Does such an argument actually exist? My experience has been that stable-maint folks are very accepting of help, and that it's relatively easy for core reviewers with an interest in stable branch maintenance to offer their services and become stable-maint core: https://wiki.openstack.org/wiki/StableBranch#Joining_the_Team > By ignoring stable branches, leaving it upto a > small team to handle, I think we giving the wrong message about what > our priorities as a team team are. I can't help thinking this filters > through to impact the way people think about their work on master. Who is ignoring stable branches? This sounds like a project specific failing to me, as all experienced core reviewers should consider offering their services to help with stable-maint activity. I don't personally see any reason why the *entire* project core team has to do this, but a subset of them should feel compelled to participate in the stable-maint process, if they have sufficient time, interest and historical context, it's not "some other team" IMO. > Stabilization is important and should be baked into the DNA of our > teams to the extent that identifying bug fixes for stable is just > an automatic part of our dev lifecycle.

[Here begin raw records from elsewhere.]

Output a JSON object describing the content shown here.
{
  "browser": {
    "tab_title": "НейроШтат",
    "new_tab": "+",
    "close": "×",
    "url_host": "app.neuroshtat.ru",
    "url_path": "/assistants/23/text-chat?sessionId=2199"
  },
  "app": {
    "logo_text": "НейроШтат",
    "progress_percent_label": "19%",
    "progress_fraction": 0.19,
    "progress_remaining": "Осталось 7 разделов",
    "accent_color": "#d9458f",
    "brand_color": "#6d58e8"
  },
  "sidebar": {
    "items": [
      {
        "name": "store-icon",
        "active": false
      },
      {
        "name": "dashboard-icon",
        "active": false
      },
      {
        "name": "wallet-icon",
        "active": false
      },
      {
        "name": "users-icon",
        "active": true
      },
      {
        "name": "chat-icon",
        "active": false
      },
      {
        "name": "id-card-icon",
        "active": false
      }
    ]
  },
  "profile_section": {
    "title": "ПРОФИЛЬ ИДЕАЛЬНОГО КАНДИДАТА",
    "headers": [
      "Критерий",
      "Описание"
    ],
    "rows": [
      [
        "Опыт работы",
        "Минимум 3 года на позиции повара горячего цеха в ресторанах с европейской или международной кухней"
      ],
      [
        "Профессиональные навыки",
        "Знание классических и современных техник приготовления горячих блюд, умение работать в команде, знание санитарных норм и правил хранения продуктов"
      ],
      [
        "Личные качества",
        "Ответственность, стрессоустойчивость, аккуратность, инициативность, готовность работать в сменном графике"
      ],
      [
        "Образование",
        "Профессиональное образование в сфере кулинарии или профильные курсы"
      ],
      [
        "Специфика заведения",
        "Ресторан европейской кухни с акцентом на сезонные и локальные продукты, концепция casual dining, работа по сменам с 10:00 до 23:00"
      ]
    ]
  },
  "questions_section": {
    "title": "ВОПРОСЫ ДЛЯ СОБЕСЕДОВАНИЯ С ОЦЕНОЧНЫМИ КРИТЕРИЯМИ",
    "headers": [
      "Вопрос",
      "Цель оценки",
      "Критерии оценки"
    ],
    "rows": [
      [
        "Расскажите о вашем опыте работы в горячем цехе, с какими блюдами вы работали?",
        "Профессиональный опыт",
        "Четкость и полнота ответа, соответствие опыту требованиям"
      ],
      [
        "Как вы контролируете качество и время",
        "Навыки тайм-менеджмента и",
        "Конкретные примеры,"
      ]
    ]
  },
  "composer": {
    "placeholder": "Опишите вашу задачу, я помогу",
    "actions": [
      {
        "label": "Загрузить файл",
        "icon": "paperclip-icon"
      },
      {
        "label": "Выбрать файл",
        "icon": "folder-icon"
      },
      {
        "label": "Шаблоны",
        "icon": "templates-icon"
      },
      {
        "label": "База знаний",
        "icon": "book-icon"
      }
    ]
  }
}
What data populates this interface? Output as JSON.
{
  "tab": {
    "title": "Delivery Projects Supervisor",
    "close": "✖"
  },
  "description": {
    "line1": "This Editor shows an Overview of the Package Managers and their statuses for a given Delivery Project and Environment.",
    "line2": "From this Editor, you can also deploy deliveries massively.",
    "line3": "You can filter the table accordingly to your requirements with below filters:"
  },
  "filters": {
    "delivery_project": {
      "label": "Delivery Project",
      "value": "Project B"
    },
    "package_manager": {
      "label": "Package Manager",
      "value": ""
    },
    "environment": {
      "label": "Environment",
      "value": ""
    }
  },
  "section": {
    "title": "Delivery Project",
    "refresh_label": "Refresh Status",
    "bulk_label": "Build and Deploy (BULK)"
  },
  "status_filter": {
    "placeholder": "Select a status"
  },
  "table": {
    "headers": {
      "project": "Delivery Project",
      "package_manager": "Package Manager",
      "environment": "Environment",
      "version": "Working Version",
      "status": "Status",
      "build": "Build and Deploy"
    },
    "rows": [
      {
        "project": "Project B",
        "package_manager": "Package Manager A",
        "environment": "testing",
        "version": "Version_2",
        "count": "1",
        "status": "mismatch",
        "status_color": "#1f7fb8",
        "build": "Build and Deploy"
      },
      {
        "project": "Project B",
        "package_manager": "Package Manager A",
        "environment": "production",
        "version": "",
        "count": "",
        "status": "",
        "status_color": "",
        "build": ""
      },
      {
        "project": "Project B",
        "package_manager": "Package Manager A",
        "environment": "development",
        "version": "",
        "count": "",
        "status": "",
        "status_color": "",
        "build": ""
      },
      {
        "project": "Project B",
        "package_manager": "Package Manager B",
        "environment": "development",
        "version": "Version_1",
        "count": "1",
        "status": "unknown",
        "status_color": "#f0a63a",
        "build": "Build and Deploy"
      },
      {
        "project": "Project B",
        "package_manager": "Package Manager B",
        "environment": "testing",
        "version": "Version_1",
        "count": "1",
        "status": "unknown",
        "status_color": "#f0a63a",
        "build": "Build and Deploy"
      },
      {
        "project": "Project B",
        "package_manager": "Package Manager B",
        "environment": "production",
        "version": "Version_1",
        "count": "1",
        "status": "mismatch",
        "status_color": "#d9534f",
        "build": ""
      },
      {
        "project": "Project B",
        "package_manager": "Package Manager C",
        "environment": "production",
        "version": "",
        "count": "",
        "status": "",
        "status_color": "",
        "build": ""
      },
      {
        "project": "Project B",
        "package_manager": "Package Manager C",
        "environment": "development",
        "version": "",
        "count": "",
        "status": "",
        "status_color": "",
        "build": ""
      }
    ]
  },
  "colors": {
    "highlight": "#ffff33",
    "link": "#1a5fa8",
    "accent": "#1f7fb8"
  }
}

The quantity of patches going > into stable isn't so high that it take up significant resources when > spread across the entire core team. +1 Also, contributors should be more actively encouraged to propose their bugfixes as backports to stable branches themselves, instead of relying on $someone_else to do it. Steve _______________________________________________ OpenStack-dev mailing list OpenStackfirstname.lastname@example.org http://lists.openstack.org/cgi-bin/mailman/listinfo/openstack-dev